= The task =
Beneath this sentence is a listing. Return its lines from the one containing "Output a JSON" through the last, exactly, and omit the pictures.

= Provided data =
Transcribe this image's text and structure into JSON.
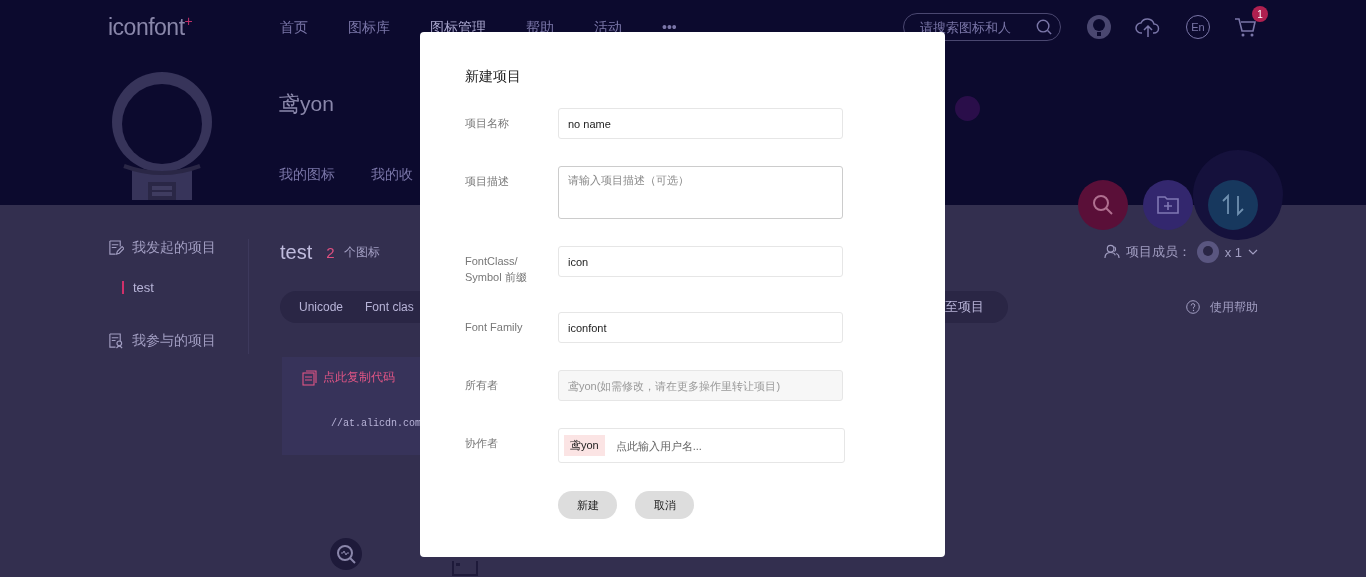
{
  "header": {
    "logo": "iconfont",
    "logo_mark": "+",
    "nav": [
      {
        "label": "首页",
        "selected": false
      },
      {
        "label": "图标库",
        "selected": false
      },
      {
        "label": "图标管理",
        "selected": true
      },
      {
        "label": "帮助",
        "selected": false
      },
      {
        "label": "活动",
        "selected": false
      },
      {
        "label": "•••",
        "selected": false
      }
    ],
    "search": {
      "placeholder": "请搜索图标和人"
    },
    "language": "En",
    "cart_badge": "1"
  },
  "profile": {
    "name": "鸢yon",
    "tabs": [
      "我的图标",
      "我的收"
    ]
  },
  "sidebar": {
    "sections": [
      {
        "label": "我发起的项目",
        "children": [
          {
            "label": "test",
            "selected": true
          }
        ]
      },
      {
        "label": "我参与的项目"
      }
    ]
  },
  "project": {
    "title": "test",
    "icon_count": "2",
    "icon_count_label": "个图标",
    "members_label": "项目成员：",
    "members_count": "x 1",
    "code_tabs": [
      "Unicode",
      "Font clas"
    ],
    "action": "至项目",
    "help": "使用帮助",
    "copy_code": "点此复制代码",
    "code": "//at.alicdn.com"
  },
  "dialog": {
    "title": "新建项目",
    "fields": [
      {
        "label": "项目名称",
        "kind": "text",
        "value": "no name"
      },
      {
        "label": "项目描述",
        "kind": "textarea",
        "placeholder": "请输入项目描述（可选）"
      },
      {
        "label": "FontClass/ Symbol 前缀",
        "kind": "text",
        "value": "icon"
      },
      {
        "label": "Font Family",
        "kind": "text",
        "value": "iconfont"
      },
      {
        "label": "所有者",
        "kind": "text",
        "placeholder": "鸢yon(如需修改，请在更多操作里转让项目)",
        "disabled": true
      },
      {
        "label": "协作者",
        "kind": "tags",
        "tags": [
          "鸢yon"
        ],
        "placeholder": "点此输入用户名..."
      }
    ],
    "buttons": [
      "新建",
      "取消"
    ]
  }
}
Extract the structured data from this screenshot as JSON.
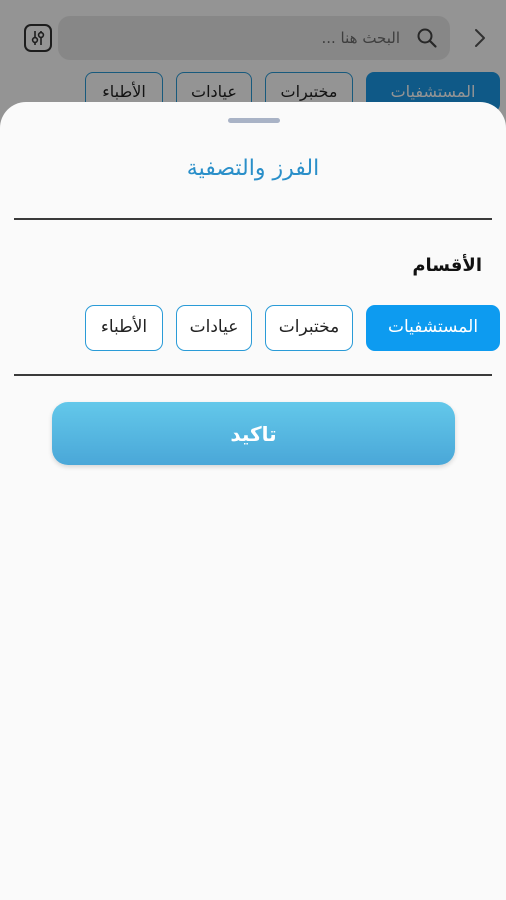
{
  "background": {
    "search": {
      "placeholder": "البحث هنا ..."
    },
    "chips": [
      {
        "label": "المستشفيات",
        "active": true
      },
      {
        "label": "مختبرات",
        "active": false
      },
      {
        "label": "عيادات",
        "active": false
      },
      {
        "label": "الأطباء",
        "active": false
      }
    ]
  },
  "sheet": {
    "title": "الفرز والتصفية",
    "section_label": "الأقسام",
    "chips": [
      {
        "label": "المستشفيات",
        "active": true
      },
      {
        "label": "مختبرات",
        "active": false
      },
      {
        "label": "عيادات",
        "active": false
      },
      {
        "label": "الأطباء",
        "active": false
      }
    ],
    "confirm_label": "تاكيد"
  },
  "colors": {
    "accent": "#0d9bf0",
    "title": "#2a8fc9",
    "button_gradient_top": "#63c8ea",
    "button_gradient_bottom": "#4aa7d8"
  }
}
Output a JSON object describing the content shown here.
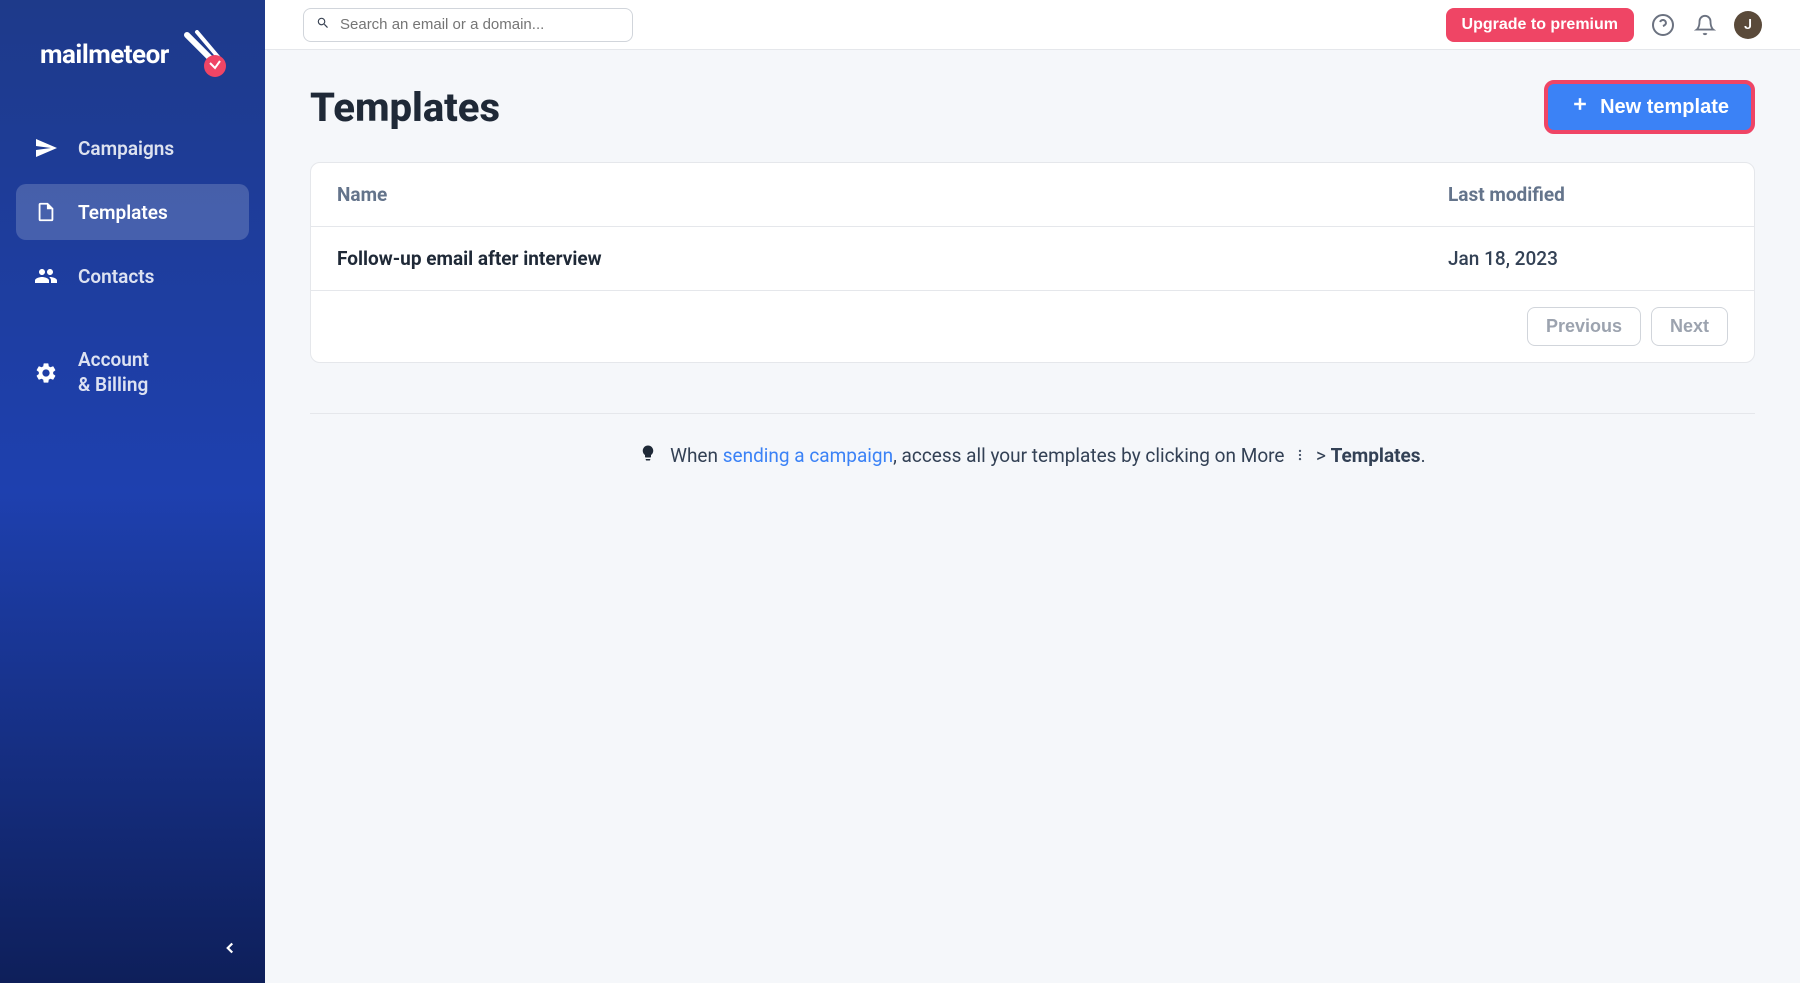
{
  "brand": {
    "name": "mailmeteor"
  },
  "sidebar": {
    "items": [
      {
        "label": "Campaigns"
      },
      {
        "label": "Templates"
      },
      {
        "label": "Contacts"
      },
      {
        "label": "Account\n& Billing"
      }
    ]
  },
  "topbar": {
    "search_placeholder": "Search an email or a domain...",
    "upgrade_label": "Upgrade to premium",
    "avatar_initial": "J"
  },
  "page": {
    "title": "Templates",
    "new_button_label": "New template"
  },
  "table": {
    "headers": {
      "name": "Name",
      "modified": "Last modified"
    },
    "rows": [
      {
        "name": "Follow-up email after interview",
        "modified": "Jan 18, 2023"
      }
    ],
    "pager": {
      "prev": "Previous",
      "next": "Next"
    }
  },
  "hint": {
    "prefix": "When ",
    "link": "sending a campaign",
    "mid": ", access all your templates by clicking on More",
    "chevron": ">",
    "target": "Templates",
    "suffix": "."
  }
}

= Output of the exercise =
Output a JSON object describing the content shown here.
{
  "brand": {
    "name": "mailmeteor"
  },
  "sidebar": {
    "items": [
      {
        "label": "Campaigns"
      },
      {
        "label": "Templates"
      },
      {
        "label": "Contacts"
      },
      {
        "label": "Account\n& Billing"
      }
    ]
  },
  "topbar": {
    "search_placeholder": "Search an email or a domain...",
    "upgrade_label": "Upgrade to premium",
    "avatar_initial": "J"
  },
  "page": {
    "title": "Templates",
    "new_button_label": "New template"
  },
  "table": {
    "headers": {
      "name": "Name",
      "modified": "Last modified"
    },
    "rows": [
      {
        "name": "Follow-up email after interview",
        "modified": "Jan 18, 2023"
      }
    ],
    "pager": {
      "prev": "Previous",
      "next": "Next"
    }
  },
  "hint": {
    "prefix": "When ",
    "link": "sending a campaign",
    "mid": ", access all your templates by clicking on More",
    "chevron": ">",
    "target": "Templates",
    "suffix": "."
  }
}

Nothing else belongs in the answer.